North­eastern Uni­ver­sity ecol­o­gist David Kimbro claims to have watched a lot of TV growing up, par­tic­u­larly The Brady Bunch. “You could kind of get a flavor for how an episode was going to turn out based on how Jan or Peter were faring—you know, the middle kids,” said Kimbro, an assis­tant pro­fessor in the Depart­ment of Marine and Envi­ron­mental Sci­ences.

He and his colleagues—associate pro­fessor Jon Grabowski and assis­tant pro­fessor Ran­dall Hughes, ecology experts with labs at Northeastern’s Marine Sci­ence Center—think a sim­ilar pat­tern shows up in oyster reefs, where the behavior of the “middle child” in the predator-​​prey food chain plays a strong role in deter­mining how the reef as a whole will fare. New research from the team, pub­lished online on Tuesday in the journal Ecology Let­ters, gives that hunch even more support.

The work com­pli­cates the evo­lu­tion of a par­a­digm that has per­vaded ecology since the 1960s, namely that the species at the top of the food web dic­tate the wel­fare of the entire system simply by eating.

For instance, obser­va­tions in the Aleutian Islands in the 1970s showed that when sea otters were doing well, the nearby kelp forests below the ocean’s sur­face also thrived. This was due, theory said, to the fact that the otters’ feeding pat­terns nat­u­rally man­aged the sea urchin pop­u­la­tion, which feeds on kelp.

Fast-​​forward four decades and one sees a large body of evi­dence indi­cating that preda­tors do more than eat; they frighten too. In the early 2000s, Grabowski showed that having a preda­tory fish scare the middle child has the same effect as pre­da­tion itself. Like­wise with the sea otters—just swim­ming around scares the urchins enough to send them into hiding and stop eating kelp.

These obser­va­tions have led researchers to assume that the mere pres­ence of a top predator is always ben­e­fi­cial for habi­tats like oys­ters and kelp, Kimbro said. “But,” he added, “we had a hunch that the lynch-​​pin of behavior is fickle. I mean, I can turn on a dime. Just ask my family when I miss snack time and the blood sugar gets low. So it seems log­ical that it’s not always going to be the same.”

To find out, the trio set up large exper­i­mental reefs along the eastern coast from Florida to North Car­olina.
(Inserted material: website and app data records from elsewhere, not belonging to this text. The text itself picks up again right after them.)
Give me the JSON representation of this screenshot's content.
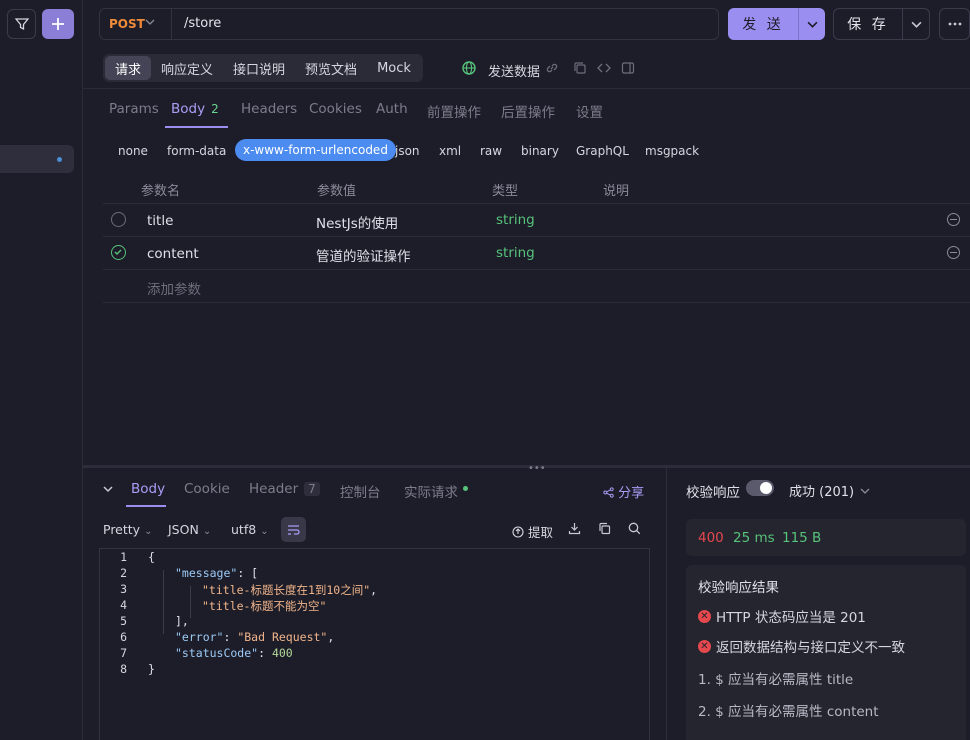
{
  "request": {
    "method": "POST",
    "url": "/store",
    "send_label": "发 送",
    "save_label": "保 存"
  },
  "subtabs": [
    "请求",
    "响应定义",
    "接口说明",
    "预览文档",
    "Mock"
  ],
  "send_data_label": "发送数据",
  "body_tabs": {
    "params": "Params",
    "body": "Body",
    "body_count": "2",
    "headers": "Headers",
    "cookies": "Cookies",
    "auth": "Auth",
    "pre": "前置操作",
    "post": "后置操作",
    "settings": "设置"
  },
  "body_types": [
    "none",
    "form-data",
    "x-www-form-urlencoded",
    "json",
    "xml",
    "raw",
    "binary",
    "GraphQL",
    "msgpack"
  ],
  "params_table": {
    "headers": [
      "参数名",
      "参数值",
      "类型",
      "说明"
    ],
    "rows": [
      {
        "name": "title",
        "value": "NestJs的使用",
        "type": "string",
        "checked": false
      },
      {
        "name": "content",
        "value": "管道的验证操作",
        "type": "string",
        "checked": true
      }
    ],
    "add_placeholder": "添加参数"
  },
  "response_tabs": {
    "body": "Body",
    "cookie": "Cookie",
    "header": "Header",
    "header_count": "7",
    "console": "控制台",
    "actual": "实际请求",
    "share": "分享"
  },
  "format": {
    "pretty": "Pretty",
    "json": "JSON",
    "encoding": "utf8",
    "extract": "提取"
  },
  "code_lines": [
    {
      "no": "1"
    },
    {
      "no": "2"
    },
    {
      "no": "3"
    },
    {
      "no": "4"
    },
    {
      "no": "5"
    },
    {
      "no": "6"
    },
    {
      "no": "7"
    },
    {
      "no": "8"
    }
  ],
  "code": {
    "open": "{",
    "message_key": "\"message\"",
    "message_open": ": [",
    "msg1": "\"title-标题长度在1到10之间\"",
    "msg1_comma": ",",
    "msg2": "\"title-标题不能为空\"",
    "message_close": "],",
    "error_key": "\"error\"",
    "error_colon": ": ",
    "error_val": "\"Bad Request\"",
    "error_comma": ",",
    "status_key": "\"statusCode\"",
    "status_colon": ": ",
    "status_val": "400",
    "close": "}"
  },
  "validation": {
    "label": "校验响应",
    "status": "成功 (201)",
    "status_code": "400",
    "time": "25 ms",
    "size": "115 B",
    "result_title": "校验响应结果",
    "errors": [
      "HTTP 状态码应当是 201",
      "返回数据结构与接口定义不一致"
    ],
    "missing": [
      "1. $ 应当有必需属性 title",
      "2. $ 应当有必需属性 content"
    ]
  },
  "colors": {
    "accent": "#9a8ff0",
    "post_method": "#f08b3a",
    "string_type": "#57c27a",
    "error_red": "#e5484d",
    "info_blue": "#4c8cf0"
  }
}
At each site, they cre­ated three reefs: one con­taining just oys­ters; one con­taining oys­ters and their imme­diate preda­tors, small mud crabs; and one con­taining the oys­ters and the mud crabs, as well as a scary fish and large crabs that feed on the mud crabs.

What they found sur­prised them. In North Car­olina, the pic­ture looked exactly the same as it did in the early 2000s, when Grabowski first did his behavior exper­i­ments. But from South Car­olina to Florida, the fear of pre­da­tion on the mud crabs actu­ally had a neg­a­tive effect on the overall reef.

That’s because as you move south­ward, the rivers that flow into the estu­aries become mud­dier. And more mud means the healthy, thriving oys­ters start to get buried under layers of sed­i­ment. When top preda­tors are scarce, the mud crabs feel safe enough to wander around the reef to eat baby oys­ters. As they do so, they kick off the river sed­i­ment and free the reef from being buried alive. It’s not so good for the reef when the crabs’ fear of being eaten pre­vents these reef strolls.


A mud­crab hiding from higher preda­tors in an oyster reef. Photo cour­tesy of WFSU.


In North Car­olina, there isn’t as much sed­i­ment on the reef so the oys­ters don’t ben­efit from the mud crabs’ walking around.

Georgia and South Car­olina are super-​​sized value meals,” Kimbro said. “It’s like the whole system is on steroids. There’s so much oyster food there, the crabs are so well fed they don’t wander far from their home in the reef anyway.” So, fear isn’t as impor­tant there.

Each of these hyper-​​local sit­u­a­tions causes a unique effect, com­pli­cating the age-​​old story of the cer­tain ben­e­fits of top preda­tors. “This shows that you can’t just apply some­thing across the board,” Kimbro said. Instead, researchers have to con­sider each local com­mu­nity individually.

You could walk away from our paper thinking it’s just so com­pli­cated why even try,” Kimbro said. “But with careful exper­i­ments and so forth you can sep­a­rate a pre­dictable pat­tern from what seem­ingly is just noise.”

The research group’s next step is to see how the behavior of the middle preda­tors affect the ser­vices that oys­ters pro­vide to the urban coastal com­mu­ni­ties nearby. Oys­ters don’t just pro­vide a tasty food source for humans (and job secu­rity for the oyster fishers that col­lect them), but they also filter the water of excess nutri­ents, which can have neg­a­tive effects on the overall body of water.

As to whether the pat­tern Kimbro claims to have observed in The Brady Bunch is really true, well, “just go with it,” he said.